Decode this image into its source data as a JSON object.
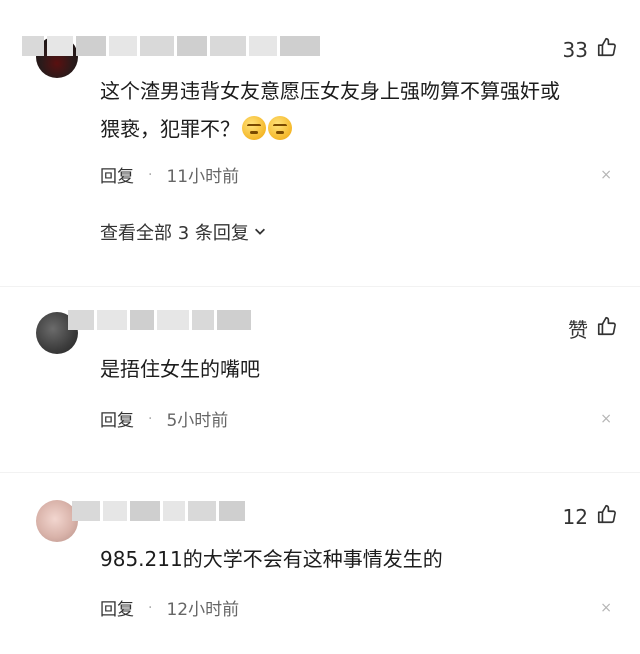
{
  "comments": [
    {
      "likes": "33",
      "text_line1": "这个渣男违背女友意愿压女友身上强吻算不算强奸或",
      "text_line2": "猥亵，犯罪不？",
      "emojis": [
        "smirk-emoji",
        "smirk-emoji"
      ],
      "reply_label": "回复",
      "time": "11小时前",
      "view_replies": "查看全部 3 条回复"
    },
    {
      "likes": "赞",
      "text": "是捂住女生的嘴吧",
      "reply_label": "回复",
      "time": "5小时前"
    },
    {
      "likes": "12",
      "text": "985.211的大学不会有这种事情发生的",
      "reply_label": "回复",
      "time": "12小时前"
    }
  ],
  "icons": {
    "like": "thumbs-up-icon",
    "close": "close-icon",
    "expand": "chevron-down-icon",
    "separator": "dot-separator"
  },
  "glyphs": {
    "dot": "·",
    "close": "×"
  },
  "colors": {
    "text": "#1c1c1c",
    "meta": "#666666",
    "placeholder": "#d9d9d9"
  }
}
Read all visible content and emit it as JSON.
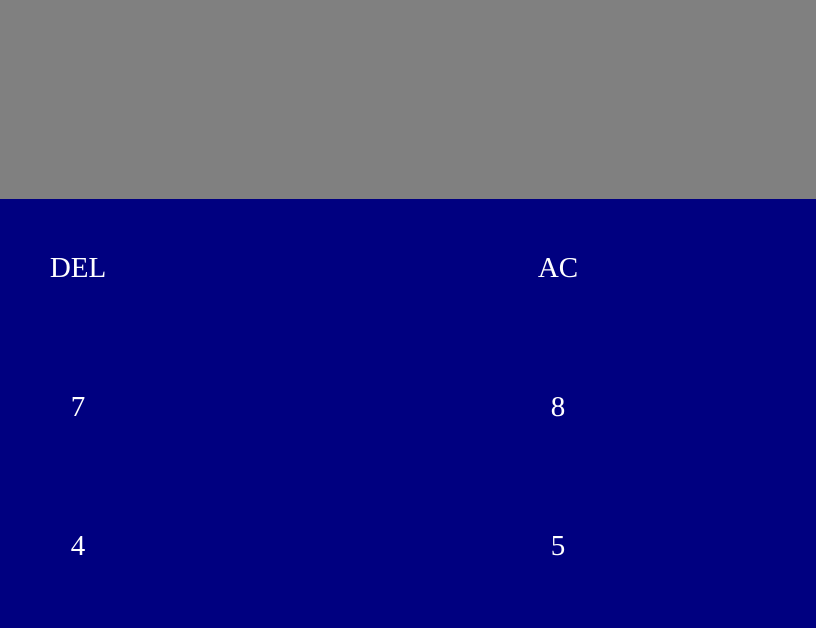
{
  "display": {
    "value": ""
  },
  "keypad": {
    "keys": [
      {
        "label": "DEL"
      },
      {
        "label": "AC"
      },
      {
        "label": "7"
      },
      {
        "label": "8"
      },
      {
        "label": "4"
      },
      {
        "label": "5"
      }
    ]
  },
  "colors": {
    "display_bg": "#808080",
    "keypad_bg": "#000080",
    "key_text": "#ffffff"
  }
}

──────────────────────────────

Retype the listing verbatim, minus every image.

__Exercise answer__.
Decode this image into its source data as a JSON object.
{
  "comments": [
    {
      "likes": "33",
      "text_line1": "这个渣男违背女友意愿压女友身上强吻算不算强奸或",
      "text_line2": "猥亵，犯罪不？",
      "emojis": [
        "smirk-emoji",
        "smirk-emoji"
      ],
      "reply_label": "回复",
      "time": "11小时前",
      "view_replies": "查看全部 3 条回复"
    },
    {
      "likes": "赞",
      "text": "是捂住女生的嘴吧",
      "reply_label": "回复",
      "time": "5小时前"
    },
    {
      "likes": "12",
      "text": "985.211的大学不会有这种事情发生的",
      "reply_label": "回复",
      "time": "12小时前"
    }
  ],
  "icons": {
    "like": "thumbs-up-icon",
    "close": "close-icon",
    "expand": "chevron-down-icon",
    "separator": "dot-separator"
  },
  "glyphs": {
    "dot": "·",
    "close": "×"
  },
  "colors": {
    "text": "#1c1c1c",
    "meta": "#666666",
    "placeholder": "#d9d9d9"
  }
}
Read all visible content and emit it as JSON.
{
  "display": {
    "value": ""
  },
  "keypad": {
    "keys": [
      {
        "label": "DEL"
      },
      {
        "label": "AC"
      },
      {
        "label": "7"
      },
      {
        "label": "8"
      },
      {
        "label": "4"
      },
      {
        "label": "5"
      }
    ]
  },
  "colors": {
    "display_bg": "#808080",
    "keypad_bg": "#000080",
    "key_text": "#ffffff"
  }
}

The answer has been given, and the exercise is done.